Ambiguous guidance to crews meant the pilots of a Jazz turboprop did not realise their approach was unstable before it landed short at Sault Ste Marie, striking light fixtures and damaging the aircraft.
Canadian Transportation Safety Board investigators found that the Bombardier de Havilland Dash 8-100’s crew opted for a VOR/DME approach to runway 30, owing to deteriorating visibility, and had identified an approach speed of 101kt.
But the runway subsequently became visible as the aircraft descended through 3,000ft and the crew was approved to continue the approach visually.
As it descended from the final approach fix, on the 3° slope, it decelerated from 204kt to 181kt as it approached 1,500ft, and the throttle levers were subsequently set to ‘idle’.
The crew had been informed that winds were gusting up to 29kt and localised weather conditions were reducing the runway visual range.
Investigators state that the aircraft maintained a 3° path between 1,000ft and 500ft as the airspeed declined from 148kt to 122kt, significantly above the target.
The crew had varied the torque setting to cope with wind conditions, and the aircraft was still flying at 124kt as it reached 200ft, and the captain – who was flying – reduced torque to idle.
As a result, the airspeed rapidly declined and the descent steepened, causing the Dash 8 to drift below the approach path.
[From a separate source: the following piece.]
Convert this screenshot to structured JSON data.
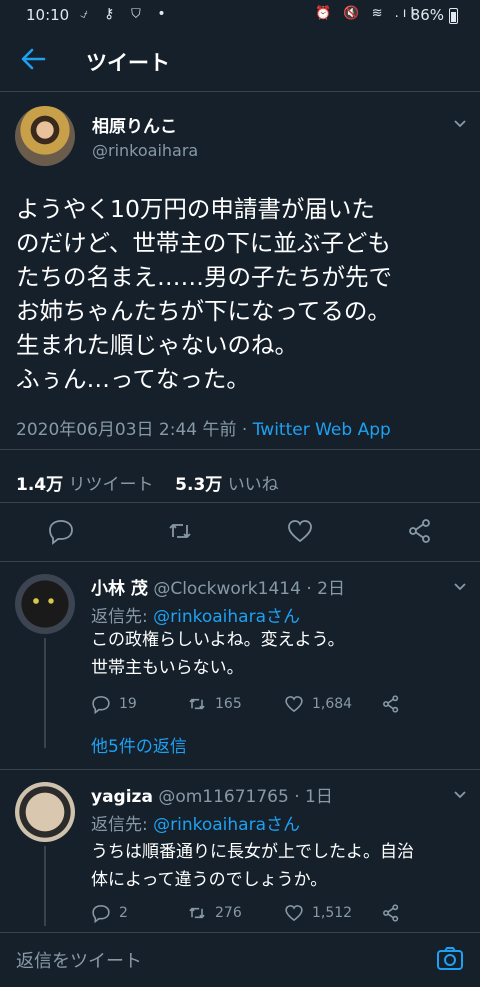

The deterioration in visibility meant the pilots lost visual references below 200ft, but they chose to continue the approach.
Torque was increased at 20ft but the aircraft touched down 450ft before the runway threshold, at a speed of 94kt, with an impact of 2.32g. The nose-gear hit an approach light 300ft ahead of the threshold.
The aircraft suffered “significant” damage arising from the hard landing and the light collision, says the inquiry, requiring replacement of the main landing-gear as well as the nose-gear and its doors.
Investigators probing the 24 February 2015 event found that the crew had set the target approach speed in accordance with Jazz operating procedures.
But the inquiry says this speed is “being interpreted” as a target to which crews should decelerate, from 120kt, once the aircraft is below 500ft.
“As a result the majority of examined approaches, including the occurrence approach, were unstable, due to this deceleration,” it states.
The crew involved in the short landing “did not recognise” that the approach was unstable, owing to “ambiguity” in the operator’s guidance and uncertainty over the required speeds.
While the loss of visual references – particularly that of the precision approach path indicator lights – should have prompted a go-around, says the inquiry, the crew instead continued the approach, and the steepened descent went “unnoticed and uncorrected”.
Source: Cirium Dashboard